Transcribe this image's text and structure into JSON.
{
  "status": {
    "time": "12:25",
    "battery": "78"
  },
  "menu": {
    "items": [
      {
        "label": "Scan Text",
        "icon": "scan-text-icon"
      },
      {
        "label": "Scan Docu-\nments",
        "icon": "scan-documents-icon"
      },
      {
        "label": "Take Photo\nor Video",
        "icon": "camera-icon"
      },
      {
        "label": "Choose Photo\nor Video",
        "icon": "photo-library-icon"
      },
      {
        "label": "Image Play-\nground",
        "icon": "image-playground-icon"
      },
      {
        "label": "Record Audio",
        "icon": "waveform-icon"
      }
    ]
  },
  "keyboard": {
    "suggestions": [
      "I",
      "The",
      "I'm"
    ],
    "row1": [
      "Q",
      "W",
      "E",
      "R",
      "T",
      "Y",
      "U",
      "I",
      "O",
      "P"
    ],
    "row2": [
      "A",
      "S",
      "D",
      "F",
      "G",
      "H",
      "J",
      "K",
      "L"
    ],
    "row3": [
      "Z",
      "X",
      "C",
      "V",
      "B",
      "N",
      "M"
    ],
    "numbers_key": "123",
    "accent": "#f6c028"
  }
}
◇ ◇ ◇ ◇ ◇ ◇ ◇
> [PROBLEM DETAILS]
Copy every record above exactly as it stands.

> [RESPONSE TO THIS TASK]
Transcribe this image's text and structure into JSON.
{
  "status": {
    "time": "12:25",
    "battery": "78"
  },
  "menu": {
    "items": [
      {
        "label": "Scan Text",
        "icon": "scan-text-icon"
      },
      {
        "label": "Scan Docu-\nments",
        "icon": "scan-documents-icon"
      },
      {
        "label": "Take Photo\nor Video",
        "icon": "camera-icon"
      },
      {
        "label": "Choose Photo\nor Video",
        "icon": "photo-library-icon"
      },
      {
        "label": "Image Play-\nground",
        "icon": "image-playground-icon"
      },
      {
        "label": "Record Audio",
        "icon": "waveform-icon"
      }
    ]
  },
  "keyboard": {
    "suggestions": [
      "I",
      "The",
      "I'm"
    ],
    "row1": [
      "Q",
      "W",
      "E",
      "R",
      "T",
      "Y",
      "U",
      "I",
      "O",
      "P"
    ],
    "row2": [
      "A",
      "S",
      "D",
      "F",
      "G",
      "H",
      "J",
      "K",
      "L"
    ],
    "row3": [
      "Z",
      "X",
      "C",
      "V",
      "B",
      "N",
      "M"
    ],
    "numbers_key": "123",
    "accent": "#f6c028"
  }
}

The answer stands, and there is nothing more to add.